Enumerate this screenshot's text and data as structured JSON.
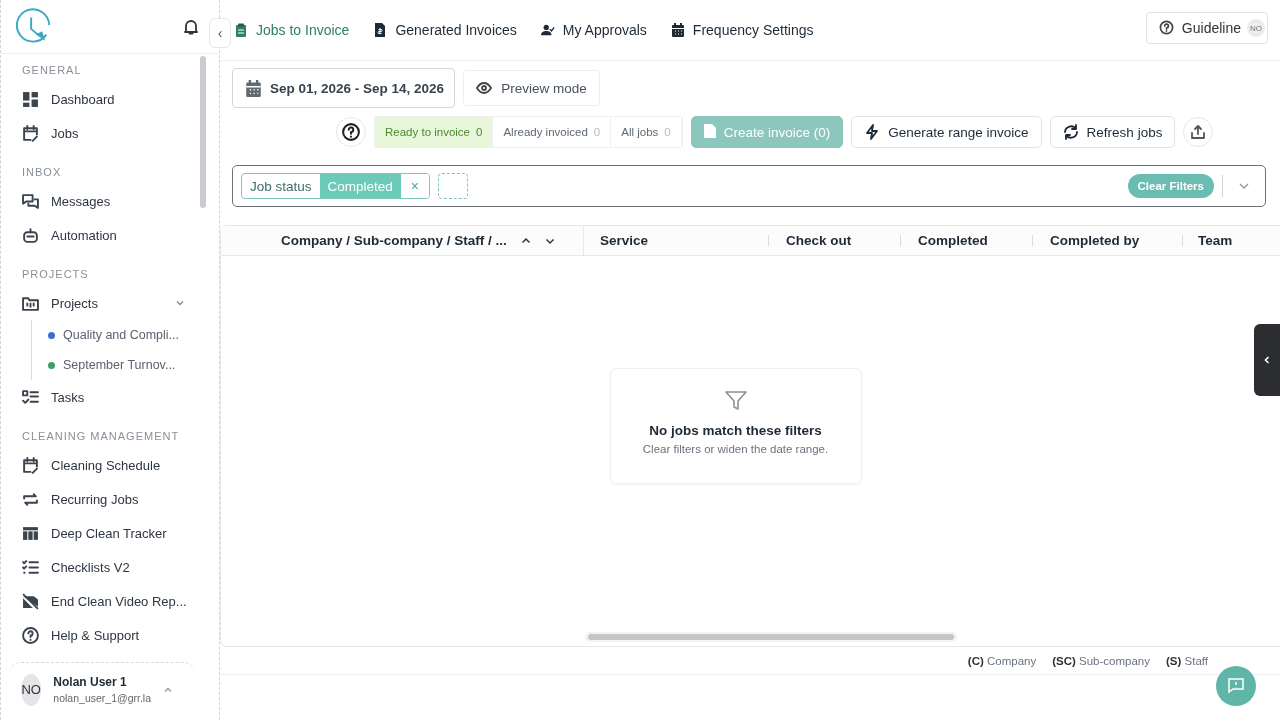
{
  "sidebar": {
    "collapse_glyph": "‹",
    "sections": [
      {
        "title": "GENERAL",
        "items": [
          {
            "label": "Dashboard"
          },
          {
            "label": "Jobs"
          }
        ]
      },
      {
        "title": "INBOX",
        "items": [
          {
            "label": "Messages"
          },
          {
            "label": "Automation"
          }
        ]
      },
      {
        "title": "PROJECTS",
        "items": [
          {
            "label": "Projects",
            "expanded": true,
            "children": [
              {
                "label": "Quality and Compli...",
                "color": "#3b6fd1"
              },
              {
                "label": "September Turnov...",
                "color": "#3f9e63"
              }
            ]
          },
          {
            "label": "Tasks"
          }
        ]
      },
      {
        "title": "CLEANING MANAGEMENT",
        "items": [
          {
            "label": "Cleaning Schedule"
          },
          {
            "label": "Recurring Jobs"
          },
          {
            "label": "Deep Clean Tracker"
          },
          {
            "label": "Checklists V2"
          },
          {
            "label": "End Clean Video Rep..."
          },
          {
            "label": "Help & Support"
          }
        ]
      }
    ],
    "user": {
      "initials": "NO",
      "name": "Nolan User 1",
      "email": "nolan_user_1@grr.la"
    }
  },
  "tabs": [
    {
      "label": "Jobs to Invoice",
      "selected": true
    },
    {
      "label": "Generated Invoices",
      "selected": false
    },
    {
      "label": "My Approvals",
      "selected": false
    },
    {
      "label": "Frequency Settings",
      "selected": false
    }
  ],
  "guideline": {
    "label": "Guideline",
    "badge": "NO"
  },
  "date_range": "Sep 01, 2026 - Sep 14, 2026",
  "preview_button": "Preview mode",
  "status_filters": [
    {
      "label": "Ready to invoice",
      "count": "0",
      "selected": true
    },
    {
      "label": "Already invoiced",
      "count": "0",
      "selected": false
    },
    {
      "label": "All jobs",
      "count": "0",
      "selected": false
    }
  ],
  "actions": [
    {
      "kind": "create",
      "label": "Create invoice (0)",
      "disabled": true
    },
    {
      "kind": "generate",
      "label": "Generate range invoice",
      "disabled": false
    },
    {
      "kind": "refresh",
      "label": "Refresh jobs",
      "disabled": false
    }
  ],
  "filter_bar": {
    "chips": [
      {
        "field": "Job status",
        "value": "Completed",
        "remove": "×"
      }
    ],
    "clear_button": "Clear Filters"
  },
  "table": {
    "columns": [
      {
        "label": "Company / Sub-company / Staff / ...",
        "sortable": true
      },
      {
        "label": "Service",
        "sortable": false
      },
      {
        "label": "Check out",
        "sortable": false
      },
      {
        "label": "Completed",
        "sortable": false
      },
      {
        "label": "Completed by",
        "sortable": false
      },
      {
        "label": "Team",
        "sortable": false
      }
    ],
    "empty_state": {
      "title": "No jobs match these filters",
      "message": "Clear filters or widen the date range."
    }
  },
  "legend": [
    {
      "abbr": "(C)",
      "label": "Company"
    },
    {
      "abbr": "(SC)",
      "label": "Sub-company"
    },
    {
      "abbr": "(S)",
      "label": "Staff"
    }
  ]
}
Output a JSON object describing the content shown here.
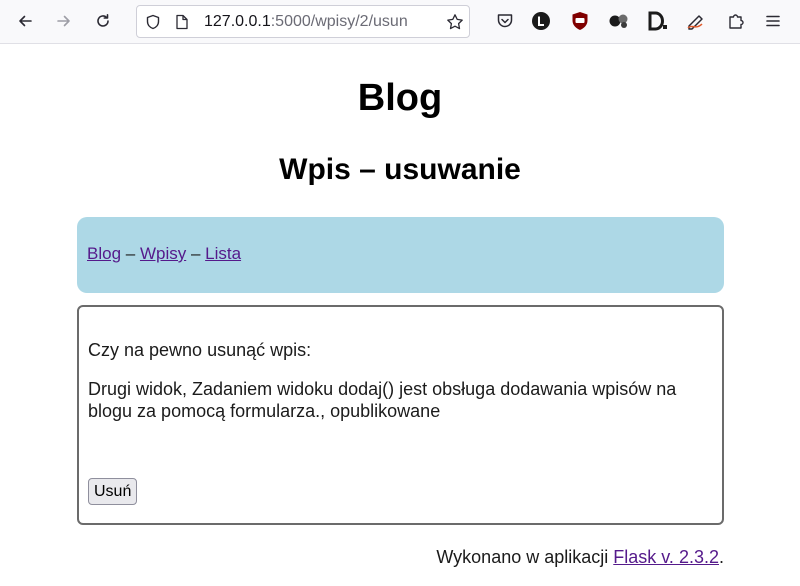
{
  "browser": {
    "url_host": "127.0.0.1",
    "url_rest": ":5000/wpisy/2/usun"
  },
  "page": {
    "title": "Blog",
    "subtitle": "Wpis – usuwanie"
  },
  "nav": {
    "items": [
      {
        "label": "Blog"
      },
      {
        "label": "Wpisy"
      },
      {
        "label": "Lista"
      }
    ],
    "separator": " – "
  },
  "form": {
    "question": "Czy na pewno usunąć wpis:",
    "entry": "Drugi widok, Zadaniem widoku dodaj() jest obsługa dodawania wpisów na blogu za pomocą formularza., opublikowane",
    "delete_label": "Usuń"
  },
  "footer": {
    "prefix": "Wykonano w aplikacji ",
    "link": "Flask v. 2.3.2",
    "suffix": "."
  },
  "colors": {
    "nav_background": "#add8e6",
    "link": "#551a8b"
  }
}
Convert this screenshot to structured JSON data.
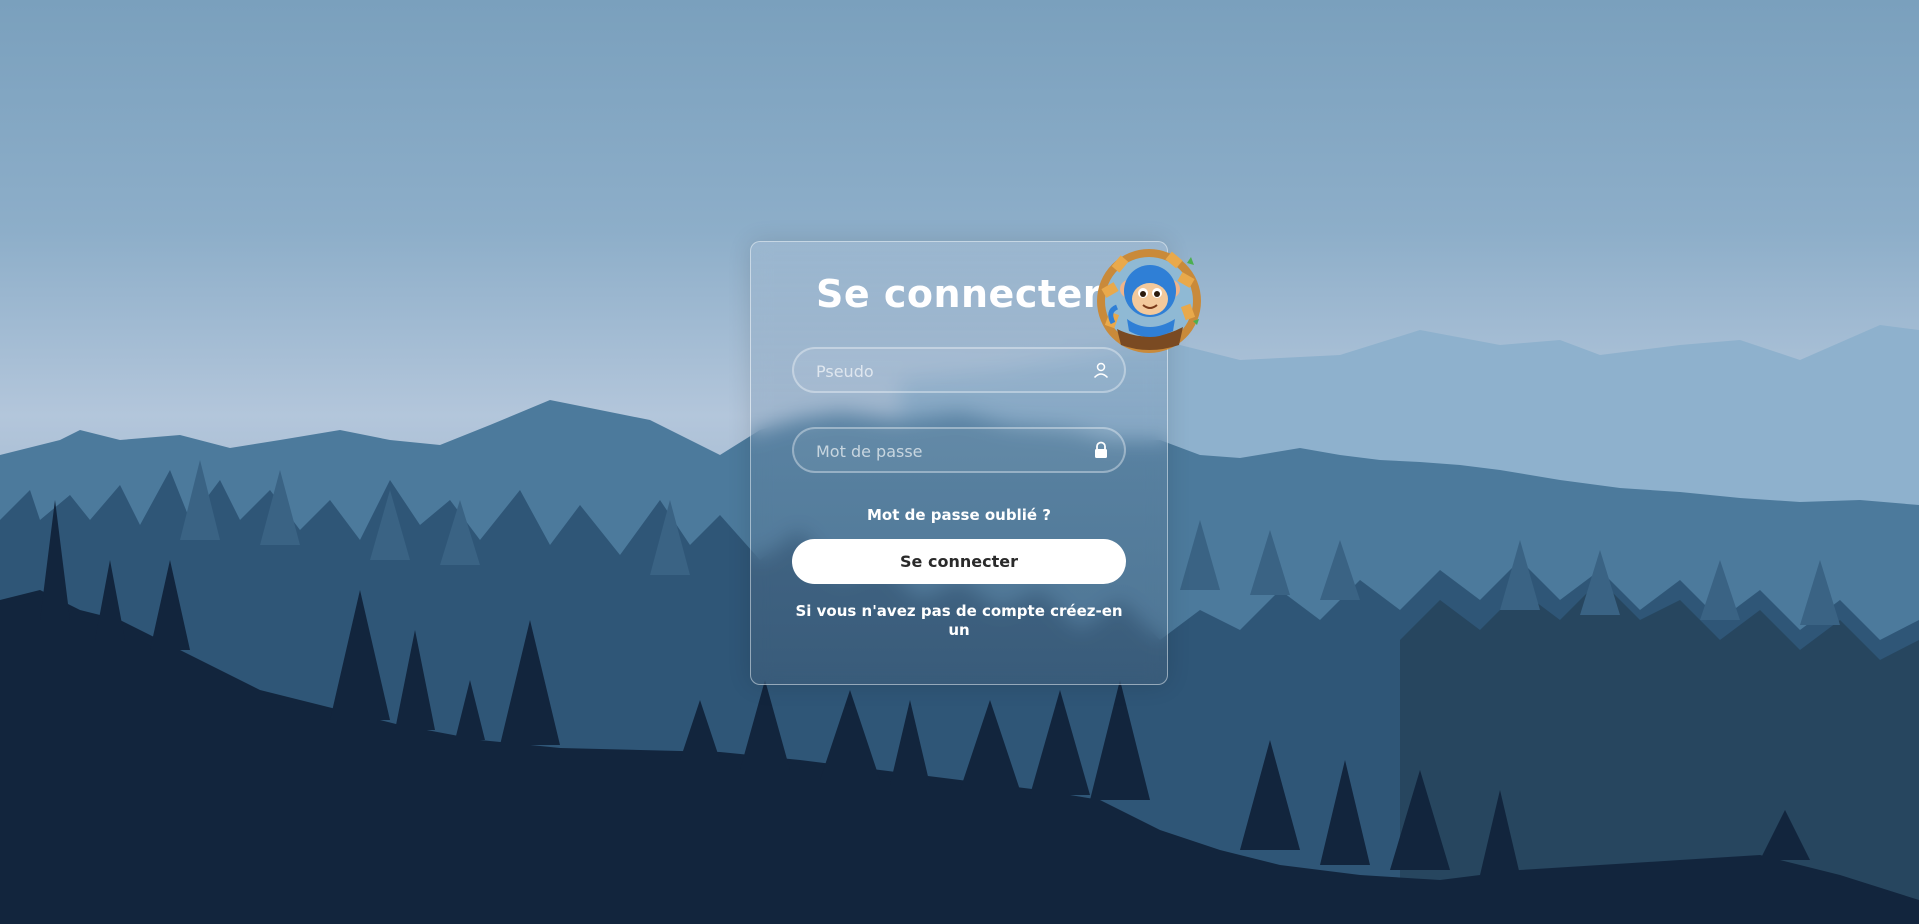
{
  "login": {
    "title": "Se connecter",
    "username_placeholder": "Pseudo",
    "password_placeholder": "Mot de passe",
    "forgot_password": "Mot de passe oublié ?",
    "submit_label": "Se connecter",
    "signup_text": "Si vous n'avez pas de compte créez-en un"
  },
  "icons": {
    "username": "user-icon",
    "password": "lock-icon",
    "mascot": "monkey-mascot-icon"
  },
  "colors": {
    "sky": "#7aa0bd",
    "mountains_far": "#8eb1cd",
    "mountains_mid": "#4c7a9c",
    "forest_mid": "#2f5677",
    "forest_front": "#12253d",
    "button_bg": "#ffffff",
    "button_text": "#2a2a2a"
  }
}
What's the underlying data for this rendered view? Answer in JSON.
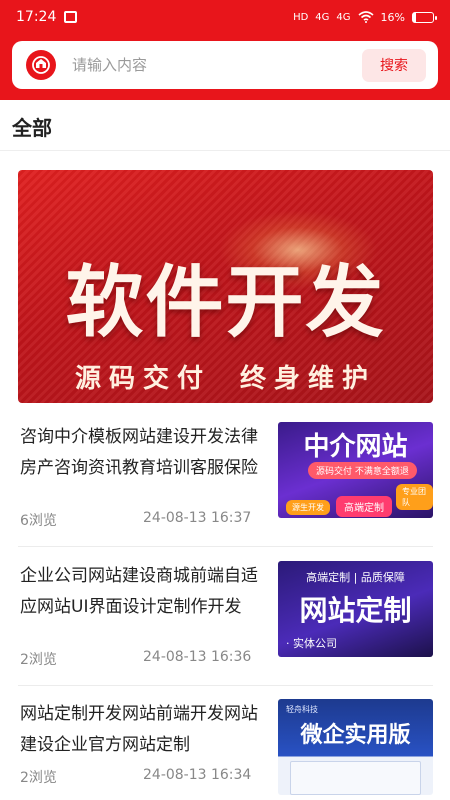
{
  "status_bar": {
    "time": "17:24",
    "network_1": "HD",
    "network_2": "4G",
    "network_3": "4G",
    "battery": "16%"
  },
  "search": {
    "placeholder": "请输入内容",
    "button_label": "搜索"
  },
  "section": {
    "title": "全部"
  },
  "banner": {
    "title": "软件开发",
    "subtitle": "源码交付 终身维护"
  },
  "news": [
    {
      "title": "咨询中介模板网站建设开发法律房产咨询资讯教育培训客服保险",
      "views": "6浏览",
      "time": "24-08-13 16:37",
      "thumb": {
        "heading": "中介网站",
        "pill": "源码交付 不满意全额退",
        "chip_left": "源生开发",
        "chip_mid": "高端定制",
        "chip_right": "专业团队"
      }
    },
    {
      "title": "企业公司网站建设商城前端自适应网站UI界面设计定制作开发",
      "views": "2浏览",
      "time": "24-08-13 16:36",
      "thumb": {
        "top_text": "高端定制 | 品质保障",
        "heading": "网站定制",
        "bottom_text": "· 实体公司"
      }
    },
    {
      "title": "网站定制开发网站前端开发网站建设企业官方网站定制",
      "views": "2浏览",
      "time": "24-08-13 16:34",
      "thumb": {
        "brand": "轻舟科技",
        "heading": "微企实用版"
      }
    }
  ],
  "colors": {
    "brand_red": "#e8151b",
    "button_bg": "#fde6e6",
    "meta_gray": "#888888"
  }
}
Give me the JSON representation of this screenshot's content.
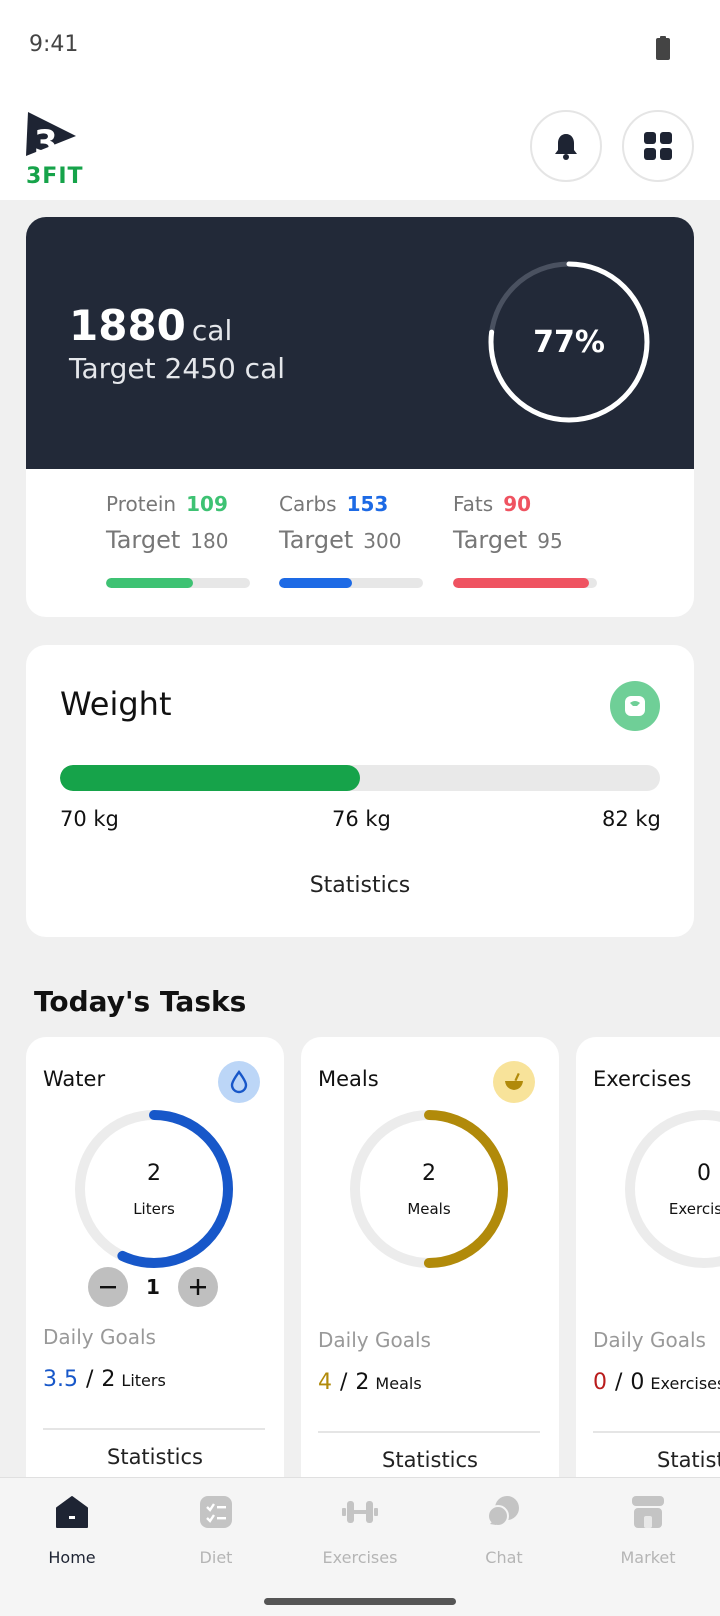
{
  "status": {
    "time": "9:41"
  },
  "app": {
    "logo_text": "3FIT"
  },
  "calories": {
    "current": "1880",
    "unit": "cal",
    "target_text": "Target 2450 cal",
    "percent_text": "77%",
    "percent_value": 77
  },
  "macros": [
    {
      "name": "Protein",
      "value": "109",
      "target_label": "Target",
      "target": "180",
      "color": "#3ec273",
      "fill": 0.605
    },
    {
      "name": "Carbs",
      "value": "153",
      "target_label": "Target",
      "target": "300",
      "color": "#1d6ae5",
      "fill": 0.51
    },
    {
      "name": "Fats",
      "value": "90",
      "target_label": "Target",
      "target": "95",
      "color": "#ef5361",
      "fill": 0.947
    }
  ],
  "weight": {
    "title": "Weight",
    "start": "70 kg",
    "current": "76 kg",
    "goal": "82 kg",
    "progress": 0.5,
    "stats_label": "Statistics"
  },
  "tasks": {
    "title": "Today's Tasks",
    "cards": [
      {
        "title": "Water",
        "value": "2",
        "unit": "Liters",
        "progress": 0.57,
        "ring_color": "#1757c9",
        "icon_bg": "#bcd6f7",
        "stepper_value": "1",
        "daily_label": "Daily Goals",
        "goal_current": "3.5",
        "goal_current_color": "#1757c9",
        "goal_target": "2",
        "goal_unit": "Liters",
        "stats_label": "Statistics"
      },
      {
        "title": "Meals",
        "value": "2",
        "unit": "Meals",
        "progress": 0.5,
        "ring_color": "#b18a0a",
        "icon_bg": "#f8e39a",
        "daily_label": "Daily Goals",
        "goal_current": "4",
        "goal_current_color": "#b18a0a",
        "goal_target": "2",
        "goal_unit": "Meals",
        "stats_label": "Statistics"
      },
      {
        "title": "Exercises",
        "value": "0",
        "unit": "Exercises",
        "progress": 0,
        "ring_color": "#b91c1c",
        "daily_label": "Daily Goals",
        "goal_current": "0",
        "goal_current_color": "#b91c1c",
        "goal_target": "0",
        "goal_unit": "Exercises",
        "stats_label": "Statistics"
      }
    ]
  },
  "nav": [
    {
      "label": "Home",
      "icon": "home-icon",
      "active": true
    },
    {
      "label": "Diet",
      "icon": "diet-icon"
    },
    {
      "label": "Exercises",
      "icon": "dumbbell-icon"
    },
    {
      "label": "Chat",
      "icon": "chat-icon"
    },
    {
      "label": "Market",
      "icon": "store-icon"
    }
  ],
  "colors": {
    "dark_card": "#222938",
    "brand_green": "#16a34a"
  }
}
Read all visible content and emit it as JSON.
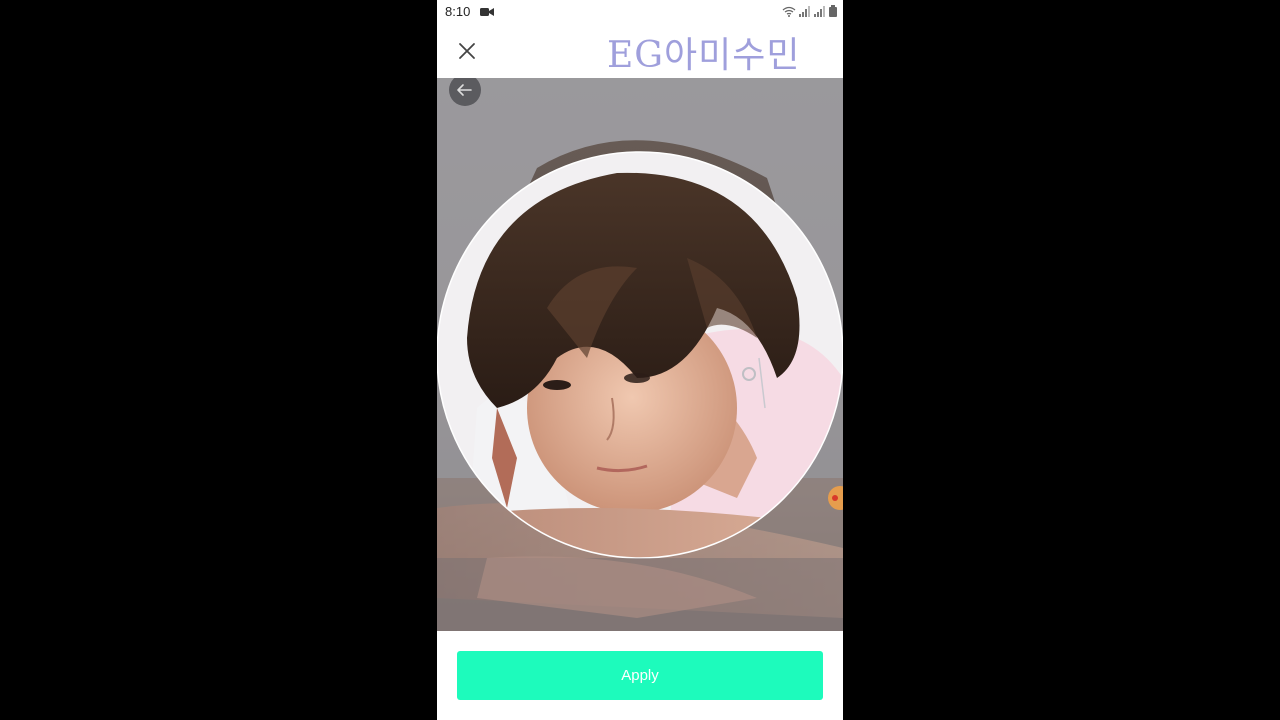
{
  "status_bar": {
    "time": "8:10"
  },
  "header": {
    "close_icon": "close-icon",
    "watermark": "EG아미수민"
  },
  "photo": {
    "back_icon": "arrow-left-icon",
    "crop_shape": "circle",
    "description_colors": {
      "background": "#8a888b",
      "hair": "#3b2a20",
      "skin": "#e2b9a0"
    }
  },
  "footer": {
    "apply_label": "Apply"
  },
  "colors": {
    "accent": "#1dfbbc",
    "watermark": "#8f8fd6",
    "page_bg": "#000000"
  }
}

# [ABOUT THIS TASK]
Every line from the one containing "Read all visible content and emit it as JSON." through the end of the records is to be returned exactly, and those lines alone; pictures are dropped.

# [ANSWER TO THIS PROBLEM]
Read all visible content and emit it as JSON.
{
  "status_bar": {
    "time": "8:10"
  },
  "header": {
    "close_icon": "close-icon",
    "watermark": "EG아미수민"
  },
  "photo": {
    "back_icon": "arrow-left-icon",
    "crop_shape": "circle",
    "description_colors": {
      "background": "#8a888b",
      "hair": "#3b2a20",
      "skin": "#e2b9a0"
    }
  },
  "footer": {
    "apply_label": "Apply"
  },
  "colors": {
    "accent": "#1dfbbc",
    "watermark": "#8f8fd6",
    "page_bg": "#000000"
  }
}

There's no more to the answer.